# A general formula for the sum of the series 1/k?

1. Mar 23, 2013

### s0ft

Is there any general expression for the sum to nth term of the series 1/k?

I know that for sufficiently large indices, a good approximation can be ln(b/a) where b and a are the upper and lower limits respectively.
I've tried to do something very simple for the exact sum by constructing unit length rectangles between the curve of the function 1/x and the x axis. This shows clearly that as the values of x gets larger and larger, the integral, being the portion of the rectangle below the curve, gets closer and closer to the actual sum, the total area of the rectangles.

But I don't seem to be able to get any further than this. I did try to account for the extra (above-curve) portions of the rectangles by treating them approximately as triangles(what better option did I have?) and using the 0.5*b*h formula for their area but later realizing that the heights are changing, I thought it wouldn't be so easy.
So, anyone willing to give it a try?

2. Mar 23, 2013

### pwsnafu

3. Mar 24, 2013

### s0ft

I couldn't understand wikipedia pwsnafu. Care to explain?

4. Mar 24, 2013

### pwsnafu

Sure. The harmonic numbers are defined $H_n = \sum_{k=1}^n \frac{1}{k}$. Now obviously when you calculate your sum, you'll get a rational number. Fun little fact, the numerators you get (in order) is called the Wolstenholme numbers, and the denominators are called...I don't think they have a name. Hmm.

Anyway, you want to calculate $\sum_{k=a}^b \frac{1}{k}$ when that is $\sum_{k=1}^b \frac{1}{k} - \sum_{k=1}^{a-1} \frac{1}{k} = H_{b}-H_{a-1}$. So that's the answer, you just look them up on the internet and we are done.

But that's not really a satisfactory answer. Now Wikipedia shows two other forms:
$H_n = \int_0^1 \frac{1-x^n}{1-x} dx = \sum_{k=1}^{n}(-1)^k \frac{1}{k} {n \choose k}$.
The first equality is easy: we know
$\frac{1-x^n}{1-x} = \frac{(1-x)(1+x+x^2+\ldots+x^{n-1})}{1-x} = 1+x+x^2+\ldots+x^{n-1}$.
Integrating term by term we get
$x+\frac{x^2}{2}+\frac{x^3}{3} + \ldots + \frac{x^n}{n}$. The terms of the integral is just x=1 and x=0, so we obtain $H_n$.

Follow?

5. Mar 24, 2013

### s0ft

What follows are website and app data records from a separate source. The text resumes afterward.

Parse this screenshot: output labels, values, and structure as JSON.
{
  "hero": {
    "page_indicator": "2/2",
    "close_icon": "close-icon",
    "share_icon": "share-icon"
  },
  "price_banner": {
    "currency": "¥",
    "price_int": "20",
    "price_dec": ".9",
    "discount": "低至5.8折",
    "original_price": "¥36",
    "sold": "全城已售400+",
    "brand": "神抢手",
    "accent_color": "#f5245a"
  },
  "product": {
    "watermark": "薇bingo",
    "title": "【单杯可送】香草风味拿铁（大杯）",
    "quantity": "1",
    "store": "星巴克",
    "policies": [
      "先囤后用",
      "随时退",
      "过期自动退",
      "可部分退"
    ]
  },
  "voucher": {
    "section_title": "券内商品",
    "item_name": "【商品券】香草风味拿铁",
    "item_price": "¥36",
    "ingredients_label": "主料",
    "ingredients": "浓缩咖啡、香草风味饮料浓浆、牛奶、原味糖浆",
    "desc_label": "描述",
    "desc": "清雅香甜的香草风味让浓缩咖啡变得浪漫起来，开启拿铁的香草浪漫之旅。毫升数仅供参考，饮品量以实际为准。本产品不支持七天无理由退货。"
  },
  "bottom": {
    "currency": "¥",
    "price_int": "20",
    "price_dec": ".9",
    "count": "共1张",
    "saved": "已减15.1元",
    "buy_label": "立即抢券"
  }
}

I got lost from the integral for Hn.
Even if I take it as a given, I don't get how it equals the summation part.

6. Mar 24, 2013

### pwsnafu

But you do follow what I wrote right?

So moving onto the summation. We want to solve $\int_0^1 \frac{1-x^n}{1-x}dx$.
We do the substitution $u = 1-x$. We get
$\int_0^1 \frac{1-(1-u)^n}{u} du$
if this is not immediately obvious verify it.

Now we expand. You know from the binomial theorem that
$(1-u)^n = 1 - u + {n \choose 2} u^2 - \ldots (-1)^n u^n$
So
$1-(1-u)^n = u - {n \choose 2} u^2 + \ldots (-1)^{n-1} u^n$
And
$\frac{1-(1-u)^n}{u} = 1 - {n \choose 2} u + \ldots (-1)^{n-1} u^{n-1}$

So we calculate
$\int_0^1 1 - {n \choose 2} u + \ldots (-1)^{n-1} u^{n-1} \, du$
is equal to $u - {n \choose 2} \frac{u^2}{2} + \ldots (-1)^{n-1} \frac{u^n}{n} |_0^1$
and we are left with
$1 - {n \choose 2} \frac{1}{2} + \ldots (-1)^{n-1} \frac{1}{n}$
and that's exactly the sum formula.

Edit: 500th post. Yay!

7. Apr 17, 2013

### s0ft

Thank you very much!